*** Dataset content Section Begins ***

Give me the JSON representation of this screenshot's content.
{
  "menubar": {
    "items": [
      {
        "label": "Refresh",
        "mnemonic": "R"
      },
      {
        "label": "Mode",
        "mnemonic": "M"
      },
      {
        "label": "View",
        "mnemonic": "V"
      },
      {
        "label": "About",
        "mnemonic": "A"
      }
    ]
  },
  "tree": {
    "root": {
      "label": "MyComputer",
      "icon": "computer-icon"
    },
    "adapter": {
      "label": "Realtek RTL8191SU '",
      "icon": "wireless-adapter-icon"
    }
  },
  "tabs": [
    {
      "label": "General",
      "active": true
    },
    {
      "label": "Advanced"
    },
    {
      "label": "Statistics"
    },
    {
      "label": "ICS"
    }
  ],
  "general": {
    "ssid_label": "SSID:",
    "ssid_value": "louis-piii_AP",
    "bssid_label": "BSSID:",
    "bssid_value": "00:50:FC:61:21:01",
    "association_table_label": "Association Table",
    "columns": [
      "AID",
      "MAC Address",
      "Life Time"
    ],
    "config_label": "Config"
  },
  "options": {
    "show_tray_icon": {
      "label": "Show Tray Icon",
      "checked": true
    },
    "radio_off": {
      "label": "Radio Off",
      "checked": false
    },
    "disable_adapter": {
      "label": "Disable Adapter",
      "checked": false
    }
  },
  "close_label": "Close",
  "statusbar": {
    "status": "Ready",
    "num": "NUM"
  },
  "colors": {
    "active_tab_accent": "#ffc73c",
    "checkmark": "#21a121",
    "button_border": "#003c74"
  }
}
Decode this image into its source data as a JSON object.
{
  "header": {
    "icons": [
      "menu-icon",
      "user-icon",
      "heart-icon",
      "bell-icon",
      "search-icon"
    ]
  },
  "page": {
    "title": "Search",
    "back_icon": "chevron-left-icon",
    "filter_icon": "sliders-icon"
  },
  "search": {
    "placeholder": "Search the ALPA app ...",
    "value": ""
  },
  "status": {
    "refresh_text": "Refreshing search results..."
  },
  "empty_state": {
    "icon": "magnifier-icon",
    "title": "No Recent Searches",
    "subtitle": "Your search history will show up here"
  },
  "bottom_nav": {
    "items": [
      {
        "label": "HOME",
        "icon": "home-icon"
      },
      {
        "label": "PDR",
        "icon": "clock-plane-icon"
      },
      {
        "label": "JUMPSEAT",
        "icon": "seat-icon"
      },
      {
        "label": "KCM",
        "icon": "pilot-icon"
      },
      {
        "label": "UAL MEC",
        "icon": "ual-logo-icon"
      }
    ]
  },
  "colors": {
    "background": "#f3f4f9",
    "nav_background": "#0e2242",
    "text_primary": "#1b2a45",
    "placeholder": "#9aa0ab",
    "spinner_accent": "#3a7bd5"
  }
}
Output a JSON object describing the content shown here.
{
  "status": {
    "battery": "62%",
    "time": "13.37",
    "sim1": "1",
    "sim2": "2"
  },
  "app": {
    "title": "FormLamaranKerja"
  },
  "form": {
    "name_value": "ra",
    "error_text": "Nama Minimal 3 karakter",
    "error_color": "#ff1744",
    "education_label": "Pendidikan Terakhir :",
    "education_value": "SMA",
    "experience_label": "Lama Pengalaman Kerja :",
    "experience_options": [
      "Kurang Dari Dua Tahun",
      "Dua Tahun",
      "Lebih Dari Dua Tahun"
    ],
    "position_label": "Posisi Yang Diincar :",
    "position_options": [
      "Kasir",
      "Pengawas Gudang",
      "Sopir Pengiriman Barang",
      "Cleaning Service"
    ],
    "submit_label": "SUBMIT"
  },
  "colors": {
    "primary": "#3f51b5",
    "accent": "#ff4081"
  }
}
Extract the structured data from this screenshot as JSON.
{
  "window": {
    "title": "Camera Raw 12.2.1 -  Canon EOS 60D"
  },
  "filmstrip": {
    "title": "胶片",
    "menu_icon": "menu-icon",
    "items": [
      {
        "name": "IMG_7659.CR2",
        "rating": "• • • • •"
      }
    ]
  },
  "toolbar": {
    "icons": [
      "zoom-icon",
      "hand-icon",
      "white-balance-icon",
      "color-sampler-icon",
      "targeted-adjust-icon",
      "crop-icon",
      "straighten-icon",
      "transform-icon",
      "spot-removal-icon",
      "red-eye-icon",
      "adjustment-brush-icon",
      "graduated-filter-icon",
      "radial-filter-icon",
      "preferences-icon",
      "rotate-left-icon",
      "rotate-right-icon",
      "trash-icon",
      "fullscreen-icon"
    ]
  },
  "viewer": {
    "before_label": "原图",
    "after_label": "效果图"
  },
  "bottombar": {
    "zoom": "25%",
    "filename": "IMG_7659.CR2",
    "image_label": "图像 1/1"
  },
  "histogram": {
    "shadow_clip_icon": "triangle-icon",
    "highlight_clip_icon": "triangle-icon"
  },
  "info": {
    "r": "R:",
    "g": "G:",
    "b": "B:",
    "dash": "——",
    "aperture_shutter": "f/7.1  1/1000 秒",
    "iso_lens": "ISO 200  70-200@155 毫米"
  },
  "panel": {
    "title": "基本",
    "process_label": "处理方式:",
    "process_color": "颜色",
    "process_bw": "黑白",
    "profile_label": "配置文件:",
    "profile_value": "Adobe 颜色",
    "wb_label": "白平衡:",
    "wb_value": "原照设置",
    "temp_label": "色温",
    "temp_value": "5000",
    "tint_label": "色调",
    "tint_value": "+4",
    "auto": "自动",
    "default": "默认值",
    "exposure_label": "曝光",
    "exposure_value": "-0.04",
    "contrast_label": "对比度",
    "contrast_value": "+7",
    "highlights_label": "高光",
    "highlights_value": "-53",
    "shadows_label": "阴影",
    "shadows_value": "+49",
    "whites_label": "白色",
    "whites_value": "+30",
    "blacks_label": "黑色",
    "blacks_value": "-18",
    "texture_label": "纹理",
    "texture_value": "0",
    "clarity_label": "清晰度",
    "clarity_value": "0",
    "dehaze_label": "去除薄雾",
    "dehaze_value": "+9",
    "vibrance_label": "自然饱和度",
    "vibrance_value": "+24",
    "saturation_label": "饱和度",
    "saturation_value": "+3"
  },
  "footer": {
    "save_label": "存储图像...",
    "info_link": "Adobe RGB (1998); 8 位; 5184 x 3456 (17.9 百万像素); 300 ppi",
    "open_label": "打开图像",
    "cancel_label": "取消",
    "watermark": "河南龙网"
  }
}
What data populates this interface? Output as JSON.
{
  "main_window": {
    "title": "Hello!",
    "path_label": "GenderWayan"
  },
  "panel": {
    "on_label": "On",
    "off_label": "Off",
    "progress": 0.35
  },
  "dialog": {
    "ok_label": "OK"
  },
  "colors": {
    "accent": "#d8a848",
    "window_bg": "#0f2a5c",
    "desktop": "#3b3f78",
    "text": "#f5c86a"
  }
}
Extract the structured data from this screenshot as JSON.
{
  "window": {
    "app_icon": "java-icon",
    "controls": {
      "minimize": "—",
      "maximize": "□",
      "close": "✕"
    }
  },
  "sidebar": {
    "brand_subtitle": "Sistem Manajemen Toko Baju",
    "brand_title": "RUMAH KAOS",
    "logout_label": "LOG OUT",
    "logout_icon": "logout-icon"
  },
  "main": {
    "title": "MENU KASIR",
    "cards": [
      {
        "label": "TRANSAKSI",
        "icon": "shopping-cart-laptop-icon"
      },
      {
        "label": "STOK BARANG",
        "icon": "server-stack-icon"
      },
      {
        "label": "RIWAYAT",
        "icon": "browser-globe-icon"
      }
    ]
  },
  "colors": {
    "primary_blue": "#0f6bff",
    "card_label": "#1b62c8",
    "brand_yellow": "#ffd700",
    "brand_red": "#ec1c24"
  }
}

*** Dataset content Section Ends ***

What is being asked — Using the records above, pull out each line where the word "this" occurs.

Task answer —
Give me the JSON representation of this screenshot's content.
Decode this image into its source data as a JSON object.
Extract the structured data from this screenshot as JSON.
What data populates this interface? Output as JSON.
Extract the structured data from this screenshot as JSON.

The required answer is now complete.